Dataset entries
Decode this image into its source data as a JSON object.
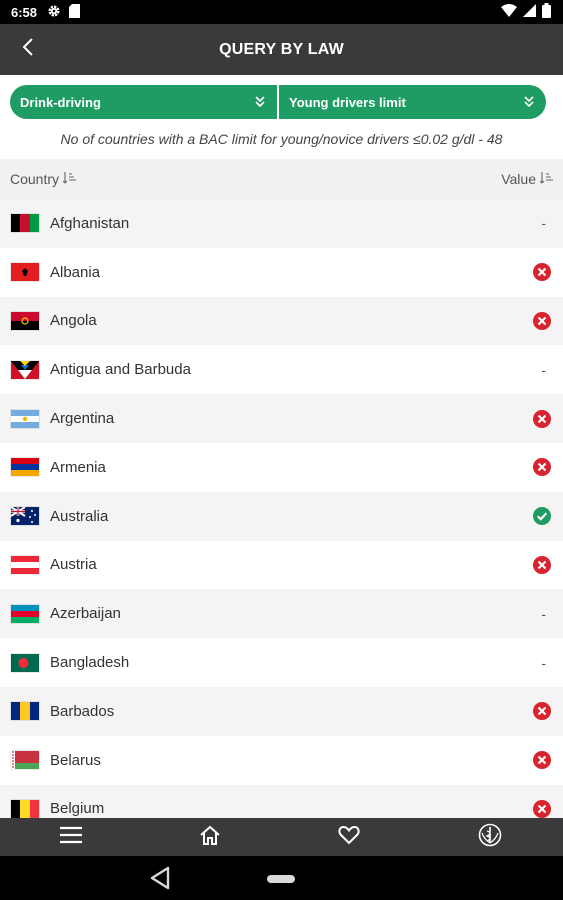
{
  "status_bar": {
    "time": "6:58"
  },
  "header": {
    "title": "QUERY BY LAW"
  },
  "filters": {
    "category": "Drink-driving",
    "subcategory": "Young drivers limit"
  },
  "summary": "No of countries with  a BAC limit for young/novice drivers ≤0.02 g/dl - 48",
  "table": {
    "columns": [
      "Country",
      "Value"
    ],
    "rows": [
      {
        "country": "Afghanistan",
        "value": "-"
      },
      {
        "country": "Albania",
        "value": "no"
      },
      {
        "country": "Angola",
        "value": "no"
      },
      {
        "country": "Antigua and Barbuda",
        "value": "-"
      },
      {
        "country": "Argentina",
        "value": "no"
      },
      {
        "country": "Armenia",
        "value": "no"
      },
      {
        "country": "Australia",
        "value": "yes"
      },
      {
        "country": "Austria",
        "value": "no"
      },
      {
        "country": "Azerbaijan",
        "value": "-"
      },
      {
        "country": "Bangladesh",
        "value": "-"
      },
      {
        "country": "Barbados",
        "value": "no"
      },
      {
        "country": "Belarus",
        "value": "no"
      },
      {
        "country": "Belgium",
        "value": "no"
      }
    ]
  },
  "colors": {
    "accent_green": "#1f9c63",
    "no_red": "#d9232e",
    "yes_green": "#1f9c63",
    "bar_dark": "#3a3a3a"
  },
  "icons": {
    "status_left": [
      "gear-icon",
      "sd-card-icon"
    ],
    "status_right": [
      "wifi-icon",
      "signal-icon",
      "battery-icon"
    ],
    "bottom_nav": [
      "menu-icon",
      "home-icon",
      "heart-icon",
      "who-logo-icon"
    ]
  }
}
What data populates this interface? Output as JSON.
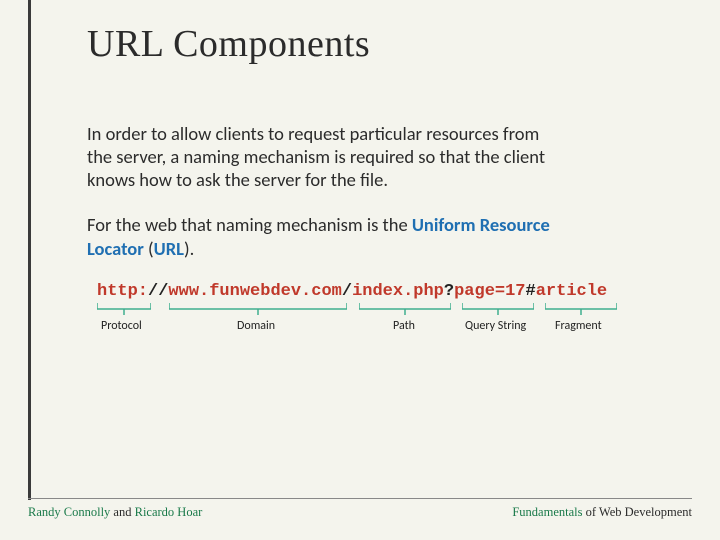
{
  "title": "URL Components",
  "para1": "In order to allow clients to request particular resources from the server, a naming mechanism is required so that the client knows how to ask the server for the file.",
  "para2_prefix": "For the web that naming mechanism is the ",
  "para2_highlight": "Uniform Resource Locator",
  "para2_open": " (",
  "para2_abbr": "URL",
  "para2_close": ").",
  "url": {
    "protocol": "http:",
    "sep1": "//",
    "domain": "www.funwebdev.com",
    "sep2": "/",
    "path": "index.php",
    "sep3": "?",
    "query": "page=17",
    "sep4": "#",
    "fragment": "article"
  },
  "labels": {
    "protocol": "Protocol",
    "domain": "Domain",
    "path": "Path",
    "query": "Query String",
    "fragment": "Fragment"
  },
  "footer": {
    "left_a": "Randy Connolly",
    "left_mid": " and ",
    "left_b": "Ricardo Hoar",
    "right_a": "Fundamentals",
    "right_b": " of Web Development"
  }
}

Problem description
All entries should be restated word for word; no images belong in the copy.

Output of the task
Decode this image into its source data as a JSON object.
{
  "status_bar": {
    "time": "6:58"
  },
  "header": {
    "title": "QUERY BY LAW"
  },
  "filters": {
    "category": "Drink-driving",
    "subcategory": "Young drivers limit"
  },
  "summary": "No of countries with  a BAC limit for young/novice drivers ≤0.02 g/dl - 48",
  "table": {
    "columns": [
      "Country",
      "Value"
    ],
    "rows": [
      {
        "country": "Afghanistan",
        "value": "-"
      },
      {
        "country": "Albania",
        "value": "no"
      },
      {
        "country": "Angola",
        "value": "no"
      },
      {
        "country": "Antigua and Barbuda",
        "value": "-"
      },
      {
        "country": "Argentina",
        "value": "no"
      },
      {
        "country": "Armenia",
        "value": "no"
      },
      {
        "country": "Australia",
        "value": "yes"
      },
      {
        "country": "Austria",
        "value": "no"
      },
      {
        "country": "Azerbaijan",
        "value": "-"
      },
      {
        "country": "Bangladesh",
        "value": "-"
      },
      {
        "country": "Barbados",
        "value": "no"
      },
      {
        "country": "Belarus",
        "value": "no"
      },
      {
        "country": "Belgium",
        "value": "no"
      }
    ]
  },
  "colors": {
    "accent_green": "#1f9c63",
    "no_red": "#d9232e",
    "yes_green": "#1f9c63",
    "bar_dark": "#3a3a3a"
  },
  "icons": {
    "status_left": [
      "gear-icon",
      "sd-card-icon"
    ],
    "status_right": [
      "wifi-icon",
      "signal-icon",
      "battery-icon"
    ],
    "bottom_nav": [
      "menu-icon",
      "home-icon",
      "heart-icon",
      "who-logo-icon"
    ]
  }
}
What data populates this interface? Output as JSON.
{
  "title": "URL Components",
  "para1": "In order to allow clients to request particular resources from the server, a naming mechanism is required so that the client knows how to ask the server for the file.",
  "para2_prefix": "For the web that naming mechanism is the ",
  "para2_highlight": "Uniform Resource Locator",
  "para2_open": " (",
  "para2_abbr": "URL",
  "para2_close": ").",
  "url": {
    "protocol": "http:",
    "sep1": "//",
    "domain": "www.funwebdev.com",
    "sep2": "/",
    "path": "index.php",
    "sep3": "?",
    "query": "page=17",
    "sep4": "#",
    "fragment": "article"
  },
  "labels": {
    "protocol": "Protocol",
    "domain": "Domain",
    "path": "Path",
    "query": "Query String",
    "fragment": "Fragment"
  },
  "footer": {
    "left_a": "Randy Connolly",
    "left_mid": " and ",
    "left_b": "Ricardo Hoar",
    "right_a": "Fundamentals",
    "right_b": " of Web Development"
  }
}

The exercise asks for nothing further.